13:33, 12 MAR 2016
UPDATED 13:34, 12 MAR 2016
The Great Grey Shrike, a bird of prey that stores its kills, will have twitchers flocking to Poors Allotment
A Great Grey Shrike, a rare and elusive bird of prey which winters in the
in small numbers, has been
spotted at Surrey Wildlife Trust's Poors Allotment nature reserve near
A rare bird of prey has been spotted hunting in a Surrey Wildlife Trust (SWT) nature reserve near Camberley .
The Great Grey Shrike was identified at Poors Allotment by eagle-eyed SWT officer James Herd, who said it was his first sighting of the bird during his seven years working in heathland management.
“It’s an incredibly rare bird and it’s very difficult to get a glimpse, so I was really lucky to witness it,” he said.
Rare natural sightings in
Not much bigger than a blackbird, the Great Grey Shrike hunts small mammals, lizards and beetles and will even kill other birds as big as greenfinches. It then stores its catch in a bush or tree, to devour later.
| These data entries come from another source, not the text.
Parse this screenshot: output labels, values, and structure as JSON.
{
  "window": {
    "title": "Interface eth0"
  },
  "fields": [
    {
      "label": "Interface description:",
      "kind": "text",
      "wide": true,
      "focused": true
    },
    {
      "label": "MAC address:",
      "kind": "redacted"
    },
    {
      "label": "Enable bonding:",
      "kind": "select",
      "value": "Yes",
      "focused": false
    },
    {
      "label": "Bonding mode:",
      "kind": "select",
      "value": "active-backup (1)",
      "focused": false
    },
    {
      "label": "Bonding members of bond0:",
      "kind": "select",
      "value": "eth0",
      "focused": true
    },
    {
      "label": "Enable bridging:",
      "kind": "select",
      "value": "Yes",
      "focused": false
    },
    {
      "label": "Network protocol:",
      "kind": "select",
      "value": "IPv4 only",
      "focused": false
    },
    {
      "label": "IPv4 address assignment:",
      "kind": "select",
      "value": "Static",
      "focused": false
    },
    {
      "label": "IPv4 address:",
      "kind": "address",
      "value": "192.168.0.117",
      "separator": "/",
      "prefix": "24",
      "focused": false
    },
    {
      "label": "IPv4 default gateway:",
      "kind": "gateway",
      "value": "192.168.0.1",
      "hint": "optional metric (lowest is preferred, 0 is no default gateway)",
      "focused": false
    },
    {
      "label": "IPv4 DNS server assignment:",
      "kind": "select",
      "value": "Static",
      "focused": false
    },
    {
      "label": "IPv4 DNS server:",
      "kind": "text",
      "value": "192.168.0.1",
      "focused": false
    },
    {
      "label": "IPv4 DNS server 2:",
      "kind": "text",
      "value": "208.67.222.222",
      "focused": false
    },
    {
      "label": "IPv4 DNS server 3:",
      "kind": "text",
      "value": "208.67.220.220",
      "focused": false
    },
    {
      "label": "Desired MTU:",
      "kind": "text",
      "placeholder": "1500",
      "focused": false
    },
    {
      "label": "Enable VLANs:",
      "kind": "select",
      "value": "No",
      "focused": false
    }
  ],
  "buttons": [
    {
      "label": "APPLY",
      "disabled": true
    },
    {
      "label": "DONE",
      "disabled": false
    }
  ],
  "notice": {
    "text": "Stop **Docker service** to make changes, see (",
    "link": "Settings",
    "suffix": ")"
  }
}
“It’s known as the butcher bird, because it has this unusual behaviour of keeping its prey in a makeshift larder,” said Mr Herd “Sometimes, it even impales mammals or birds on a thorn for safekeeping.”
Only 200 Great Grey Shrikes visit the
UK every year between October and May,
travelling from Europe, Asia and north Africa.
Mr Herd explained that Poors Allotment offers the perfect habitat for the species, a relatively quiet heathland with a good food source and plenty of high perches so the bird can look out for prey.
Historically, this species has also been known to visit the trust’s reserves at Chobham Common and Ash
Ranges, he said.
“SWT works hard to preserve this type of heathland habitat, which is vital for these birds,” he added. “If we lost these habitats, the shrike would have nowhere to live in winter.”
The few Great Grey Shrikes wintering in the
UK will soon migrate
back to their breeding grounds in Scandinavia.
In the meantime, however, birdwatchers may be lucky enough to see one perched on a fence post or high in a tree on heathland, farmland or in scrub.
SWT has appealed for anyone who spots or photographs this rare bird to record the sighting at www.surreywildlifetrust.org/SBIC